What you are asked to do
Whichever lines of the entries hold the word "value" should be identified and copied.

Records for the exercise

★ ★ ★ ★

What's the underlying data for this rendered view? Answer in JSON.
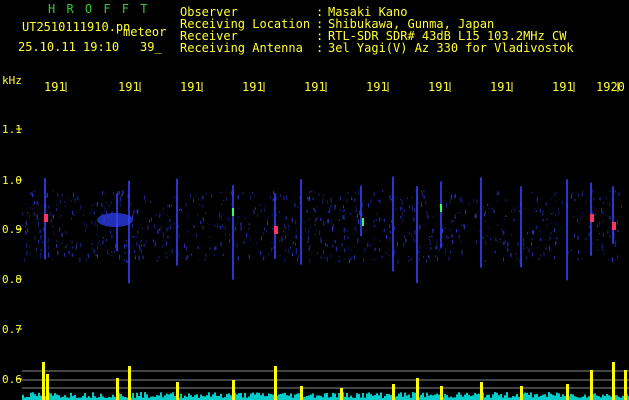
{
  "header": {
    "brand": "H R O F F T",
    "filename": "UT2510111910.pn",
    "suffix": "meteor",
    "datetime": "25.10.11 19:10",
    "number": "39_",
    "fields": [
      {
        "label": "Observer",
        "value": "Masaki Kano"
      },
      {
        "label": "Receiving Location",
        "value": "Shibukawa, Gunma, Japan"
      },
      {
        "label": "Receiver",
        "value": "RTL-SDR SDR# 43dB L15 103.2MHz CW"
      },
      {
        "label": "Receiving Antenna",
        "value": "3el Yagi(V) Az 330 for Vladivostok"
      }
    ],
    "colon": ":"
  },
  "axis": {
    "unit": "kHz",
    "y_ticks": [
      "1.1",
      "1.0",
      "0.9",
      "0.8",
      "0.7",
      "0.6"
    ],
    "x_ticks": [
      "191",
      "191",
      "191",
      "191",
      "191",
      "191",
      "191",
      "191",
      "191",
      "1920"
    ]
  },
  "colors": {
    "text_yellow": "#ffff33",
    "brand_green": "#33cc33",
    "background": "#000000",
    "signal": "#3344ff",
    "echo_hot": "#ff3366",
    "echo_green": "#33ff66",
    "bar": "#ffff00",
    "noise": "#00cccc"
  }
}
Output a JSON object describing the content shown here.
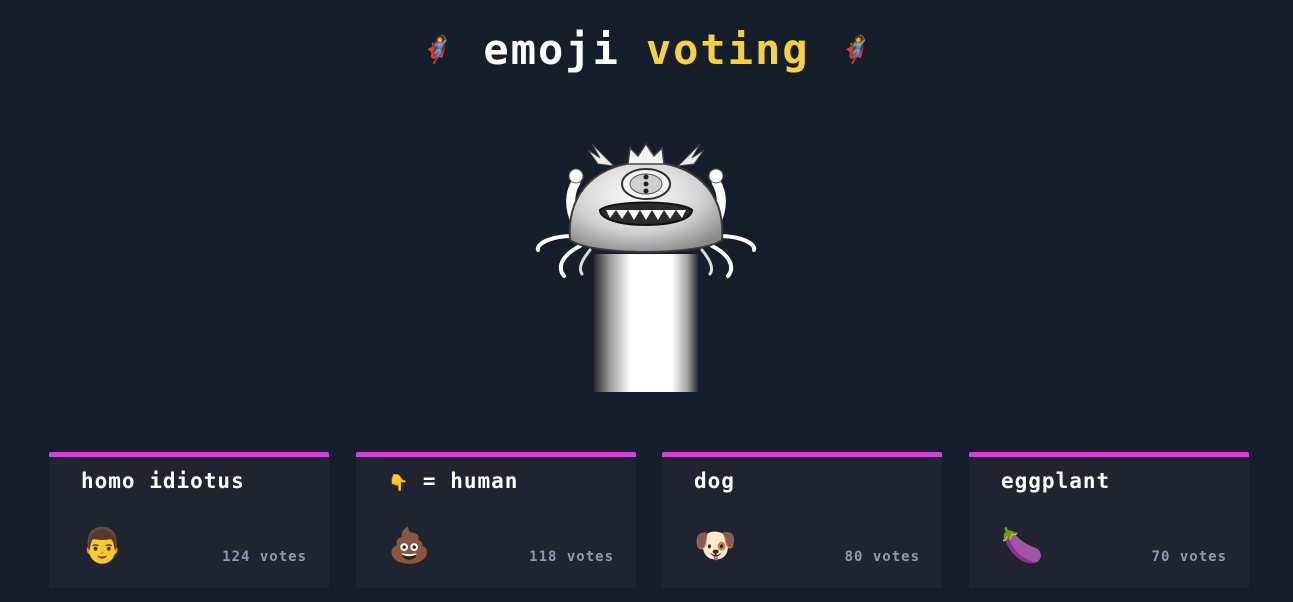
{
  "header": {
    "title_word1": "emoji",
    "title_word2": "voting",
    "left_emoji": "🦸",
    "right_emoji": "🦸"
  },
  "hero": {
    "icon": "crowned-cyclops-monster-illustration"
  },
  "candidates": [
    {
      "title_emoji": "",
      "title": "homo idiotus",
      "emoji": "👨",
      "votes": "124 votes"
    },
    {
      "title_emoji": "👇",
      "title": "= human",
      "emoji": "💩",
      "votes": "118 votes"
    },
    {
      "title_emoji": "",
      "title": "dog",
      "emoji": "🐶",
      "votes": "80 votes"
    },
    {
      "title_emoji": "",
      "title": "eggplant",
      "emoji": "🍆",
      "votes": "70 votes"
    }
  ],
  "colors": {
    "background": "#161e2b",
    "card_background": "#1f2430",
    "card_accent": "#d43fe3",
    "title_highlight": "#f7d23e",
    "votes_text": "#8f99b5"
  }
}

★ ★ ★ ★

Answer area
        "value": "Masaki Kano"
        "value": "Shibukawa, Gunma, Japan"
        "value": "RTL-SDR SDR# 43dB L15 103.2MHz CW"
        "value": "3el Yagi(V) Az 330 for Vladivostok"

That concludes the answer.